Quantum Mechanics and Libertarian Free Will

In a passage quoted in the last post, Jerry Coyne claims that quantum indeterminacy is irrelevant to free will: “Even the pure indeterminism of quantum mechanics can’t give us free will, because that’s simple randomness, and not a result of our own ‘will.’” Coyne seems to be thinking that since quantum indeterminism has fixed probabilities … Continue reading Quantum Mechanics and Libertarian Free Will

Predictive Processing and Free Will

Our model of the mind as an embodied predictive engine explains why people have a sense of free will, and what is necessary for a mind in general in order to have this sense. Consider the mind in the bunker.

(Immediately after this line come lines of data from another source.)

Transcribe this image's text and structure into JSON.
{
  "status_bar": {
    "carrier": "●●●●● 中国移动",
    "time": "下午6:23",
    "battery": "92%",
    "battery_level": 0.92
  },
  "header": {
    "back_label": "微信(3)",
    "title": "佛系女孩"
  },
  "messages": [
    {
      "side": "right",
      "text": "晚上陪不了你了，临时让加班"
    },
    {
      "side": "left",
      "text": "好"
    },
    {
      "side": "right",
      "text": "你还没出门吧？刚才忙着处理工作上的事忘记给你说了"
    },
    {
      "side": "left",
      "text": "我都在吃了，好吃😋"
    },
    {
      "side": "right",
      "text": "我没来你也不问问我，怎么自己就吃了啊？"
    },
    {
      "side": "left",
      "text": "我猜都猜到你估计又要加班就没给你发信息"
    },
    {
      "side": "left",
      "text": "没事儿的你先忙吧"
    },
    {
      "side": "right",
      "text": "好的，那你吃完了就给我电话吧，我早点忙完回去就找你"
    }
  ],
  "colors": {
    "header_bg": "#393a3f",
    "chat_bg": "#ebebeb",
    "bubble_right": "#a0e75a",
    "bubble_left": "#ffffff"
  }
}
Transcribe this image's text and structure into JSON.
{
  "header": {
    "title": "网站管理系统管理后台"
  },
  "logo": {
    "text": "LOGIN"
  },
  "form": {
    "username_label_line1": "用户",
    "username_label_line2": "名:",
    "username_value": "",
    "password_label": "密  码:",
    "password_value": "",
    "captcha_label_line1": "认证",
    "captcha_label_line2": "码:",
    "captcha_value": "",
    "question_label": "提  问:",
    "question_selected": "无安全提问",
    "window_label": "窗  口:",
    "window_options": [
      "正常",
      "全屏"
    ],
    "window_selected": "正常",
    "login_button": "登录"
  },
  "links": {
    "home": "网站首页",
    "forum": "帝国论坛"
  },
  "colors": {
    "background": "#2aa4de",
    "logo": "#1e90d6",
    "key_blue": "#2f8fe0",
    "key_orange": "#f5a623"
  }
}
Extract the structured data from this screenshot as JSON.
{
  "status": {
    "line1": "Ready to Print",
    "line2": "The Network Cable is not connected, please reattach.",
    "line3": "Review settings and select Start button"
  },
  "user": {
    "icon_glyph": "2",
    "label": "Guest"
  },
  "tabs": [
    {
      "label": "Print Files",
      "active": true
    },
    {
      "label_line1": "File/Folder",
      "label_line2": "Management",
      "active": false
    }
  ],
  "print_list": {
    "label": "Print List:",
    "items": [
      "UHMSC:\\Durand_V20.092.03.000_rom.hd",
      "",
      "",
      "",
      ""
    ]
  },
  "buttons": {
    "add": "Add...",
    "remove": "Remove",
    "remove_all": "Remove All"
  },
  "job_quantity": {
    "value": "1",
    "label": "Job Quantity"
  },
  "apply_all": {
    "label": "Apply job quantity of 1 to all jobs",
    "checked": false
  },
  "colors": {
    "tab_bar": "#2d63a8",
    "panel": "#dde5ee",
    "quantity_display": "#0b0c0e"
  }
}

At first, it is not attempting to change the world, since it does not know … Continue reading Predictive Processing and Free Will

The Practical Argument for Free Will

Richard Chappell discusses a practical argument for free will: 1) If I don’t have free will, then I can’t choose what to believe. 2) If I can choose what to believe, then I have free will [from 1] 3) If I have free will, then I ought to believe it. 4) If I can choose … Continue reading The Practical Argument for Free Will

Religious Freedom

Pope Leo XIII, in his encyclical Libertas, says: 19. To make this more evident, the growth of liberty ascribed to our age must be considered apart in its various details. And, first, let us examine that liberty in individuals which is so opposed to the virtue of religion, namely, the liberty of worship, as it is … Continue reading Religious Freedom

Chronological Archives

2015 7/5 – Why Useless? 7/6 – In Forty Days Nineveh Will be Destroyed 7/7 – Beati Mundo Corde 7/8 – Politically Incorrect Algorithms 7/9 – The Null Hypothesis 7/10 – Conspiracy Theories 7/11 – Are Hyperlinks a Bad Idea? 7/12 – Privacy 7/13 – Pope Francis and Proselytization 7/14 – The Order of the … Continue reading Chronological Archives

Causality and Moral Responsibility

Consider two imaginary situations: (1) In the first situation, people are such that when someone sees a red light, they immediately go off and kill someone. Nothing can be done to prevent this, and no intention or desire to do otherwise makes any difference. In this situation, killing someone after you have seen a red … Continue reading Causality and Moral Responsibility

Aristotle on Future Contingents

In Chapter 9 of On Interpretation, Aristotle argues that at least some statements about the future need to be exempted from the principle of Excluded Middle: In the case of that which is or which has taken place, propositions, whether positive or negative, must be true or false. Again, in the case of a pair … Continue reading Aristotle on Future Contingents

Employer and Employee Model of Human Psychology

This post builds on the ideas in the series of posts on predictive processing and the followup posts, and also on those relating truth and expectation. Consequently the current post will likely not make much sense to those who have not read the earlier content, or to those that read it but mainly disagreed. We … Continue reading Employer and Employee Model of Human Psychology

More on Orthogonality

I started considering the implications of predictive processing for orthogonality here. I recently promised to post something new on this topic. This is that post. I will do this in four parts. First, I will suggest a way in which Nick Bostrom’s principle will likely be literally true, at least approximately. Second, I will suggest … Continue reading More on Orthogonality